It was here in the late 1990s that the Kyoto Protocol on Clean Air was signed by dignitaries from around the world (with one notable exception...).
The warm opening ceremony, with a welcome extended by the Kyoto President of JAS, Mr. Junichi Murata, set the tone for the day. He spoke of how the auspicious relationship between Japan and America had been strained lately, not only by the two countries themselves, but by China and Korea as well, and how important it is to preserve what has been a strong, international friendship decades now. In spite of Japan's "waining confidence" in the international arena, their economy remains 250% larger than China, in spite of the much-publicized economic development taking place in China presently.
the Keynote Speaker, Dr. Kazuo Inamori, Chairman Emeritus of Kyocera Corporation addressed the forum.

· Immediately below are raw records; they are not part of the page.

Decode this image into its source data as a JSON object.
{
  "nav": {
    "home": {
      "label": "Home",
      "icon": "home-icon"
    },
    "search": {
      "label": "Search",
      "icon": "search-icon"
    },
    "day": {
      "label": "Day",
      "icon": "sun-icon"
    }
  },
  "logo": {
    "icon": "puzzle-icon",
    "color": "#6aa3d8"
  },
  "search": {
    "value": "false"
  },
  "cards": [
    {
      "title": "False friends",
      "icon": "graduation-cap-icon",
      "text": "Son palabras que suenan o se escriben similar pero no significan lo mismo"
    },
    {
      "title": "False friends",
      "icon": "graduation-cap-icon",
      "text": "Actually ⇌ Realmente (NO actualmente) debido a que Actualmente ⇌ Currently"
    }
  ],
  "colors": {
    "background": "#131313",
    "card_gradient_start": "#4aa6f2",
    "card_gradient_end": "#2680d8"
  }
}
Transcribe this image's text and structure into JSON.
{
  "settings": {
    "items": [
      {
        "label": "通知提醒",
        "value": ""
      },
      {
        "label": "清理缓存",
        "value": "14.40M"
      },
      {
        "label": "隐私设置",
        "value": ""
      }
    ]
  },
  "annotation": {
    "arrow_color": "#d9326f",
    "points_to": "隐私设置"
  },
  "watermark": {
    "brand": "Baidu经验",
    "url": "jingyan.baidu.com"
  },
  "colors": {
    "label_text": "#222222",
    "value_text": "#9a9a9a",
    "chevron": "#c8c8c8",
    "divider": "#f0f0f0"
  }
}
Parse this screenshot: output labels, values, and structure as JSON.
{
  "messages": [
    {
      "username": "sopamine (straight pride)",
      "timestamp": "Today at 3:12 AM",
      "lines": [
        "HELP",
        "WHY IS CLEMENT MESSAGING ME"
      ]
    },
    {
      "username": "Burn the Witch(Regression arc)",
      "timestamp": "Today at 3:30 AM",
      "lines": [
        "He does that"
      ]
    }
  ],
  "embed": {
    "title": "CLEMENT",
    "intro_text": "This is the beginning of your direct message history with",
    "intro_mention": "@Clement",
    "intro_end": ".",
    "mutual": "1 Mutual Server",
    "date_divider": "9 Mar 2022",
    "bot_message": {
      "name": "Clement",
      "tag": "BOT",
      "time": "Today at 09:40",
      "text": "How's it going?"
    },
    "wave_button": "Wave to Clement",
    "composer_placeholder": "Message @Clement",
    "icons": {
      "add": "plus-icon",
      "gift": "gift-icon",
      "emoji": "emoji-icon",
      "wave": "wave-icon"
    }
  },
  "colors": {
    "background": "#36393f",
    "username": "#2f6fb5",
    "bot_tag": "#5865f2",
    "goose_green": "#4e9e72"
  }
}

He spoke of how post-WW2 relations had been forged, not by sheer strength or willpower, but "soft action," a useful, international strategy whereby understanding and persuasion can be brought about. He spoke of San Ren (the revolution in China) who in 1945, espoused the idea of "returning virtue for your hatred."
Of course, the presence of U.S. military bases in Japan figured heavily in the discussion. The delicate balance between being a "deterrent" and a "burden" has been a challenge for some time now. For example, Guam, a U.S. strategic base, is also a favorite vacation destination for many Japanese.
The lamentable stance of recent U.S. unilateral international policy was discussed. The fact that the US has been unbeatble, even invincible, does not make it omnipotent, and does not take away the fact that the U.S. still needs alliances.
The question of whether the U.S. should be involved at all in regional Asian political forums was addressed also. For example, to date, the U.S. has ignored the heated topic of Taiwan's independence vs. Japan and China's claim to Taiwan. Still, China feels envy towards America's technological and economic development, which casts a favaorable light on democracy. And, although China is not 'expansionist,' it's policy of not being transparent with it's policies has worried the U.S. and Japan. Finally, since the Olympics are scheduled to be held in China in 2008, prognosticators believe that China will maintain the statsu quo until at least then.
After the forums, a warm and colorful reception was held at the Conference Center, complete with "geisha" greeters, and many "Kodak moments."
The second day was comprised of a Cultural Forum at the Kongo Noh Theater entitled, "The Spirit of Japanese Tradition, " and in the afternoon, another public forum entitled "Using New Technology to Create New Business Models, " held at the Kyoto Research Park.
hashi.org wishes to thank the organizers, participants, and the Japan-American Societies that made this inspiring event possible.